Excerpted data:
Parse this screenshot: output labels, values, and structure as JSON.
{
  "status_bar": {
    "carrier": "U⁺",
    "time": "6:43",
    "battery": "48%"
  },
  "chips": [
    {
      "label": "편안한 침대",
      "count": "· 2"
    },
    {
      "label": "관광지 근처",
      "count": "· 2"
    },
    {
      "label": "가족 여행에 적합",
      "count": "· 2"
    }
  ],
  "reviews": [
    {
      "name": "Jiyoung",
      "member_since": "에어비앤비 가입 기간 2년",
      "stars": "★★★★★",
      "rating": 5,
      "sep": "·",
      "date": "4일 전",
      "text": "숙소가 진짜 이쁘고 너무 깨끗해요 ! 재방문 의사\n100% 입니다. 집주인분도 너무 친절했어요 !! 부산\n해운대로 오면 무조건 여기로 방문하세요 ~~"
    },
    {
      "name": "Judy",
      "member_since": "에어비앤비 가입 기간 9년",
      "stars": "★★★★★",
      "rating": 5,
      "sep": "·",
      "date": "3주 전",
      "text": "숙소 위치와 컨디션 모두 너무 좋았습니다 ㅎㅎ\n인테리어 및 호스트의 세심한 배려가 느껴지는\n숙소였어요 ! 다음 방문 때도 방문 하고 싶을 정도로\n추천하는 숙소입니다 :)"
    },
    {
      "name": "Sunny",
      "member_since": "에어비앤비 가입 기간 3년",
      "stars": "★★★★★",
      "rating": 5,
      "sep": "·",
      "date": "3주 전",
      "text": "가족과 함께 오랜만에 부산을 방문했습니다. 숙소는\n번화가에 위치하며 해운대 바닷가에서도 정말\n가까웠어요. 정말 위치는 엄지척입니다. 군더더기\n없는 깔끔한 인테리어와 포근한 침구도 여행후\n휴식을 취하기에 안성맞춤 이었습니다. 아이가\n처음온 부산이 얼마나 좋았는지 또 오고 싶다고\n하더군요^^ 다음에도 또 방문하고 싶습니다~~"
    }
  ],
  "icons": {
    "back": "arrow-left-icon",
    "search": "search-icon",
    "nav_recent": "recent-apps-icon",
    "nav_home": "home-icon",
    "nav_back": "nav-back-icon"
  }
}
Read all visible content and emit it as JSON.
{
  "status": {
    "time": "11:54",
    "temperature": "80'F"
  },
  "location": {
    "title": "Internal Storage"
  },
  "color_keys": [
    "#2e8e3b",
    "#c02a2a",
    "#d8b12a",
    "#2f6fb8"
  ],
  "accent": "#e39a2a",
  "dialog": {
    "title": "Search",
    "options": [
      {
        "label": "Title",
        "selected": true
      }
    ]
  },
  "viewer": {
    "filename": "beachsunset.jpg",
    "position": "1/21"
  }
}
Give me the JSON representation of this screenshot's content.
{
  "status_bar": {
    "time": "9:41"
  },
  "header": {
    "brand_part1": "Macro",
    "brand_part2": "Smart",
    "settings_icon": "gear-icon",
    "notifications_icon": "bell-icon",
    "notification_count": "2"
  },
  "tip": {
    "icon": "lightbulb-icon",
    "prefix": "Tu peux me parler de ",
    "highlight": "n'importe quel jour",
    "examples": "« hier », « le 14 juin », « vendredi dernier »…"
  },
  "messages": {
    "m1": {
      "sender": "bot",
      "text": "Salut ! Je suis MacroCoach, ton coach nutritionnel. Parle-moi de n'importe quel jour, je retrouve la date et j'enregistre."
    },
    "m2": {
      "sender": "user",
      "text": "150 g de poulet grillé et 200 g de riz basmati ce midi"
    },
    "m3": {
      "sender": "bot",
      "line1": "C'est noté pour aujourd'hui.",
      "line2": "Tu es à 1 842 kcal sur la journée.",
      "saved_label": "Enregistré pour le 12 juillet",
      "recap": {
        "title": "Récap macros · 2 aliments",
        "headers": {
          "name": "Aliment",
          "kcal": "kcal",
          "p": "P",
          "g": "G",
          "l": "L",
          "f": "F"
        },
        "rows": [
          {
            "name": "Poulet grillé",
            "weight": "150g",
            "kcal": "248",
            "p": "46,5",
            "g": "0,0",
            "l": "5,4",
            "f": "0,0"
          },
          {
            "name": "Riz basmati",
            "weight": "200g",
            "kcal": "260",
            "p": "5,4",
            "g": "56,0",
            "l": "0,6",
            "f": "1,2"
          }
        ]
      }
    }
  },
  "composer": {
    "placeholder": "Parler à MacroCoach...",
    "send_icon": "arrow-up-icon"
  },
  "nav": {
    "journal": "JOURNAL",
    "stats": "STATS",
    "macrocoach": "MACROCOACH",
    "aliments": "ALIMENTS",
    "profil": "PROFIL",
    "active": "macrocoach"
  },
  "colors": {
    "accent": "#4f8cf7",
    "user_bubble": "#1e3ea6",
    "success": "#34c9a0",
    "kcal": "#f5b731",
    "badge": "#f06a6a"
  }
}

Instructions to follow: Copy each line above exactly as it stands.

Result for this task:
Parse this screenshot: output labels, values, and structure as JSON.
{
  "status_bar": {
    "carrier": "U⁺",
    "time": "6:43",
    "battery": "48%"
  },
  "chips": [
    {
      "label": "편안한 침대",
      "count": "· 2"
    },
    {
      "label": "관광지 근처",
      "count": "· 2"
    },
    {
      "label": "가족 여행에 적합",
      "count": "· 2"
    }
  ],
  "reviews": [
    {
      "name": "Jiyoung",
      "member_since": "에어비앤비 가입 기간 2년",
      "stars": "★★★★★",
      "rating": 5,
      "sep": "·",
      "date": "4일 전",
      "text": "숙소가 진짜 이쁘고 너무 깨끗해요 ! 재방문 의사\n100% 입니다. 집주인분도 너무 친절했어요 !! 부산\n해운대로 오면 무조건 여기로 방문하세요 ~~"
    },
    {
      "name": "Judy",
      "member_since": "에어비앤비 가입 기간 9년",
      "stars": "★★★★★",
      "rating": 5,
      "sep": "·",
      "date": "3주 전",
      "text": "숙소 위치와 컨디션 모두 너무 좋았습니다 ㅎㅎ\n인테리어 및 호스트의 세심한 배려가 느껴지는\n숙소였어요 ! 다음 방문 때도 방문 하고 싶을 정도로\n추천하는 숙소입니다 :)"
    },
    {
      "name": "Sunny",
      "member_since": "에어비앤비 가입 기간 3년",
      "stars": "★★★★★",
      "rating": 5,
      "sep": "·",
      "date": "3주 전",
      "text": "가족과 함께 오랜만에 부산을 방문했습니다. 숙소는\n번화가에 위치하며 해운대 바닷가에서도 정말\n가까웠어요. 정말 위치는 엄지척입니다. 군더더기\n없는 깔끔한 인테리어와 포근한 침구도 여행후\n휴식을 취하기에 안성맞춤 이었습니다. 아이가\n처음온 부산이 얼마나 좋았는지 또 오고 싶다고\n하더군요^^ 다음에도 또 방문하고 싶습니다~~"
    }
  ],
  "icons": {
    "back": "arrow-left-icon",
    "search": "search-icon",
    "nav_recent": "recent-apps-icon",
    "nav_home": "home-icon",
    "nav_back": "nav-back-icon"
  }
}
Read all visible content and emit it as JSON.
{
  "status": {
    "time": "11:54",
    "temperature": "80'F"
  },
  "location": {
    "title": "Internal Storage"
  },
  "color_keys": [
    "#2e8e3b",
    "#c02a2a",
    "#d8b12a",
    "#2f6fb8"
  ],
  "accent": "#e39a2a",
  "dialog": {
    "title": "Search",
    "options": [
      {
        "label": "Title",
        "selected": true
      }
    ]
  },
  "viewer": {
    "filename": "beachsunset.jpg",
    "position": "1/21"
  }
}
Give me the JSON representation of this screenshot's content.
{
  "status_bar": {
    "time": "9:41"
  },
  "header": {
    "brand_part1": "Macro",
    "brand_part2": "Smart",
    "settings_icon": "gear-icon",
    "notifications_icon": "bell-icon",
    "notification_count": "2"
  },
  "tip": {
    "icon": "lightbulb-icon",
    "prefix": "Tu peux me parler de ",
    "highlight": "n'importe quel jour",
    "examples": "« hier », « le 14 juin », « vendredi dernier »…"
  },
  "messages": {
    "m1": {
      "sender": "bot",
      "text": "Salut ! Je suis MacroCoach, ton coach nutritionnel. Parle-moi de n'importe quel jour, je retrouve la date et j'enregistre."
    },
    "m2": {
      "sender": "user",
      "text": "150 g de poulet grillé et 200 g de riz basmati ce midi"
    },
    "m3": {
      "sender": "bot",
      "line1": "C'est noté pour aujourd'hui.",
      "line2": "Tu es à 1 842 kcal sur la journée.",
      "saved_label": "Enregistré pour le 12 juillet",
      "recap": {
        "title": "Récap macros · 2 aliments",
        "headers": {
          "name": "Aliment",
          "kcal": "kcal",
          "p": "P",
          "g": "G",
          "l": "L",
          "f": "F"
        },
        "rows": [
          {
            "name": "Poulet grillé",
            "weight": "150g",
            "kcal": "248",
            "p": "46,5",
            "g": "0,0",
            "l": "5,4",
            "f": "0,0"
          },
          {
            "name": "Riz basmati",
            "weight": "200g",
            "kcal": "260",
            "p": "5,4",
            "g": "56,0",
            "l": "0,6",
            "f": "1,2"
          }
        ]
      }
    }
  },
  "composer": {
    "placeholder": "Parler à MacroCoach...",
    "send_icon": "arrow-up-icon"
  },
  "nav": {
    "journal": "JOURNAL",
    "stats": "STATS",
    "macrocoach": "MACROCOACH",
    "aliments": "ALIMENTS",
    "profil": "PROFIL",
    "active": "macrocoach"
  },
  "colors": {
    "accent": "#4f8cf7",
    "user_bubble": "#1e3ea6",
    "success": "#34c9a0",
    "kcal": "#f5b731",
    "badge": "#f06a6a"
  }
}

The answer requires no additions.